John Cummings

Coywolf sighted in Cedarvale!

16th May: One of my correspondents via the Gmail reported on 26th April (sorry for delay) that she had seen a coywolf in the ravine. Here is a photo of one from the Toronto Star:

Wolves and coyotes are interbreeding to create an animal that has the pack-hunting instinct of wolves and the fearlessness of coyotes.

I will quote her directly: “This morning around 7 am I was at the east end of the ravine just past the curve up to the St Clair West subway. A coywolf passed right in front of me across the path, into the brush, where it stopped and we stared at each other (me in disbelief). It seemed fearless and had no instinct to run away. It just kept staring (unlike the more cautious foxes). I walked on slowly, ever watching it to make sure it wouldn’t dart at me. As I walked it just stayed there staring at me”.

She noted that it is known that coywolves generally live in groups and are known to attack other animals such as sheep and dogs, sometimes hunting in packs like wolves. She warned they could well attack off-leash dogs. She commented that there are many good reasons in any case to keep dogs on-leash (disturbance to wildlife, damage to growing plants etc), so this is an added reason to keep your dog on-leash. She said she had not seen foxes for a year and a half (and nor have I), perhaps because dogs (or it could be coywolves) have frightened them away.

The Star article, by Carola Vyhnak from 15th  August 2009, quoted Trent University chair and professor of biology, Bradley White, as saying coywolves are a result of interbreeding between western coyotes and eastern wolves. As the wolf population declined because of deforestation, wolf control programs and other factors, the coyotes moved in from their original western range and interbred with eastern wolves.  The resulting animals are apparently bigger than either wolf or coyote, sometimes twice as big as a typical coyote. As noted, they have the wolf characteristic of pack hunting and also have the coyote characteristic of lack of fear of human-developed areas.
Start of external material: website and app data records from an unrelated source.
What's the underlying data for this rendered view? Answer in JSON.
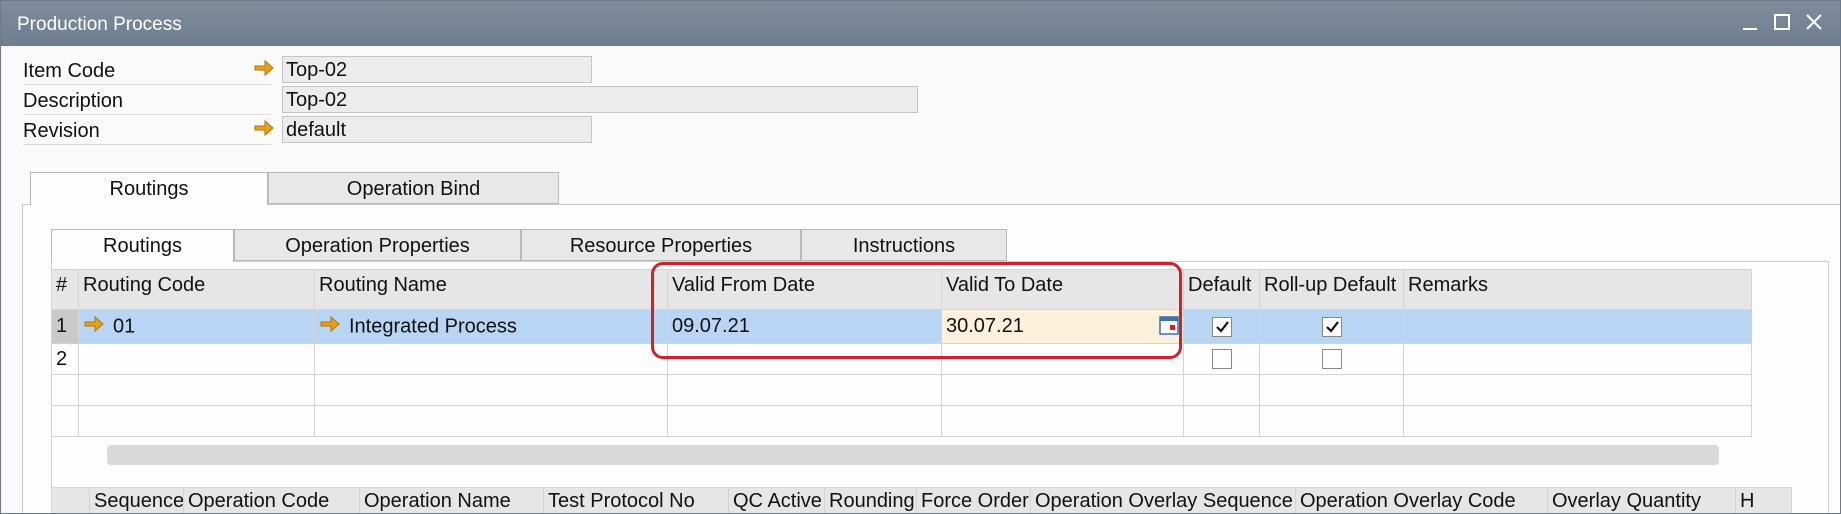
{
  "window": {
    "title": "Production Process"
  },
  "header_fields": {
    "item_code": {
      "label": "Item Code",
      "value": "Top-02"
    },
    "description": {
      "label": "Description",
      "value": "Top-02"
    },
    "revision": {
      "label": "Revision",
      "value": "default"
    }
  },
  "outer_tabs": [
    "Routings",
    "Operation Bind"
  ],
  "inner_tabs": [
    "Routings",
    "Operation Properties",
    "Resource Properties",
    "Instructions"
  ],
  "routing_grid": {
    "columns": [
      "#",
      "Routing Code",
      "Routing Name",
      "Valid From Date",
      "Valid To Date",
      "Default",
      "Roll-up Default",
      "Remarks"
    ],
    "rows": [
      {
        "num": "1",
        "code": "01",
        "name": "Integrated Process",
        "valid_from": "09.07.21",
        "valid_to": "30.07.21",
        "default": true,
        "rollup_default": true,
        "remarks": ""
      },
      {
        "num": "2",
        "code": "",
        "name": "",
        "valid_from": "",
        "valid_to": "",
        "default": false,
        "rollup_default": false,
        "remarks": ""
      }
    ]
  },
  "operation_grid": {
    "columns": [
      "Sequence",
      "Operation Code",
      "Operation Name",
      "Test Protocol No",
      "QC Active",
      "Rounding",
      "Force Order",
      "Operation Overlay Sequence",
      "Operation Overlay Code",
      "Overlay Quantity",
      "H"
    ]
  },
  "colors": {
    "titlebar": "#76859a",
    "highlight": "#d0202a",
    "selected_row": "#b8d5f3",
    "link_arrow": "#e8a11a"
  }
}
Observers note that coywolves are a result of human intervention in nature; and some believe that the lack of fear of humans may be a result of humans leaving pet food and garbage around (as has happened with raccoons). They predict the interaction with coywolves will continue to evolve; as one of them put it, “there will be pets eaten in Rouge Valley”. And maybe in Cedarvale!

Let me know if anyone sees a fox, coyote, deer or coywolf in the park.

John Cummings